Enlarged republic

In a March, 2009 essay reviewing the Federalist Papers published in the New York Review of Books, Cass Sunstein coined the term "enlarged republic" to describe the large-scale, continent-wide republican democracy and federal government of the United States.[1] He contrasted it with previous "small republics" in Athens, Rome, and the Italian city states such as Florence, in all of which republicanism eventually failed. Montesquieu had argued such small republics were the canonical form of republican government and the Federalist Papers were part of the debate over whether an enlarged republic could succeed in North America. "In emphasizing the value of small communities, the antifederalists drew on familiar republican theory." [2] In the U.S., Sunstein argued, antifederalists including Patrick Henry, Thomas Paine, George Mason and others emphasized the primacy of civic virtue in republics. "Only in small communities would it be possible to check a potentially oppressive government, and to find and develop the unselfishness and devotion to the public good on which genuine freedom depends." [3]

Antifederalist arguments were posed in opposition to the proposed U.S. Constitution, suggesting that expanding the powers of the federal government was inimical to the development of liberty and would inevitably fail.

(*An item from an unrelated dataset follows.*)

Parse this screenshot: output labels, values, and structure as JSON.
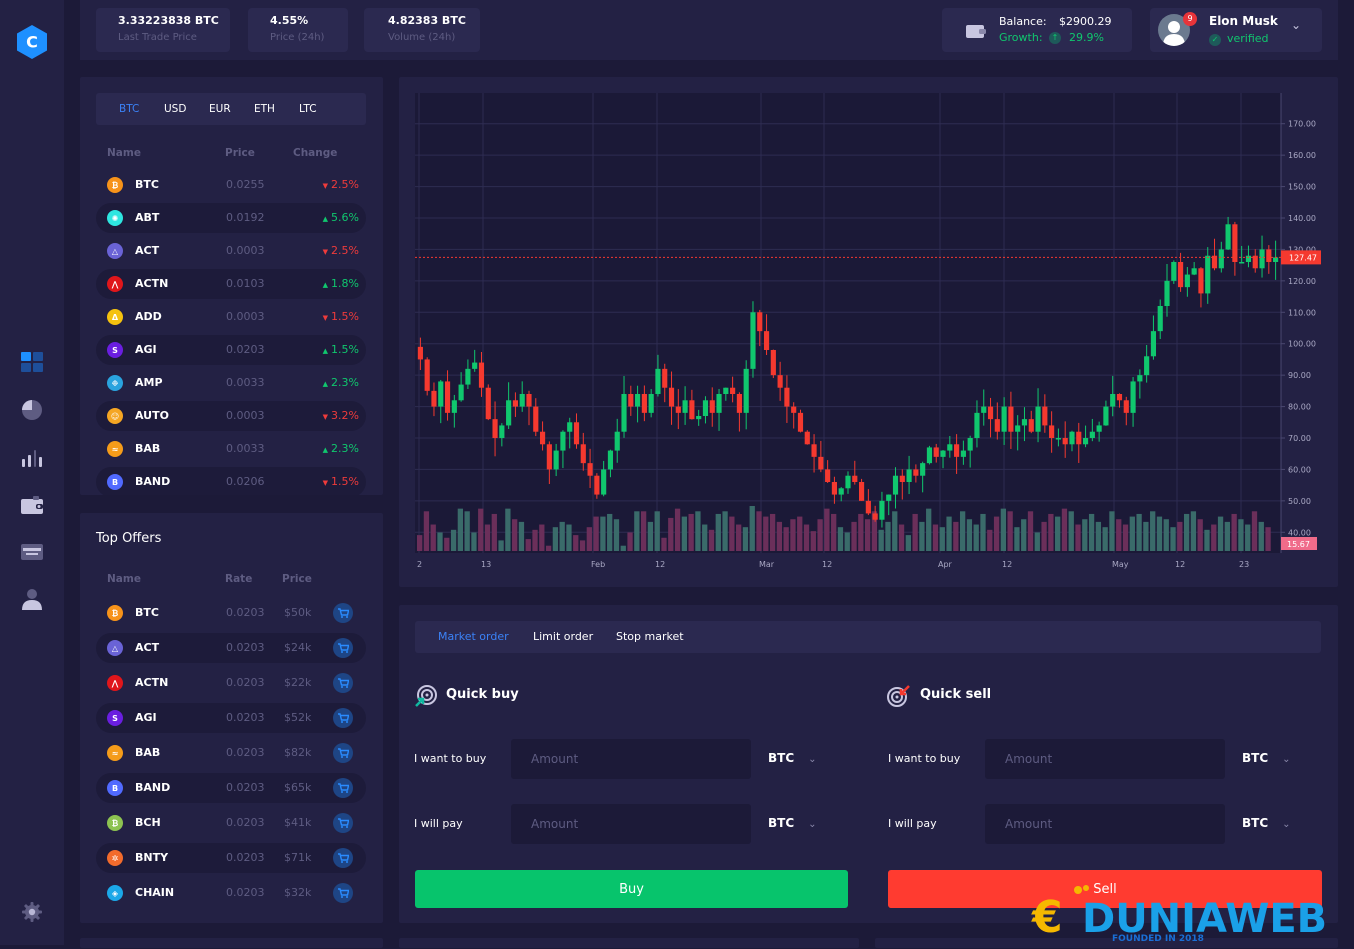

The authors of the Federalist Papers (generally thought to be a team recruited by Alexander Hamilton, who also included James Madison and John Jay in the project) laid out a series of complex and detailed arguments which made the case for an enlarged republic.

See also: Republicanism
  1. Cass Sunstein. "The Enlarged Republic - Then and Now." The New York Review of Books. March 26, 2009. p. 45-47.
  2. Sunstein, ibid. p. 46
  3. Sunstein. ibid. p. 46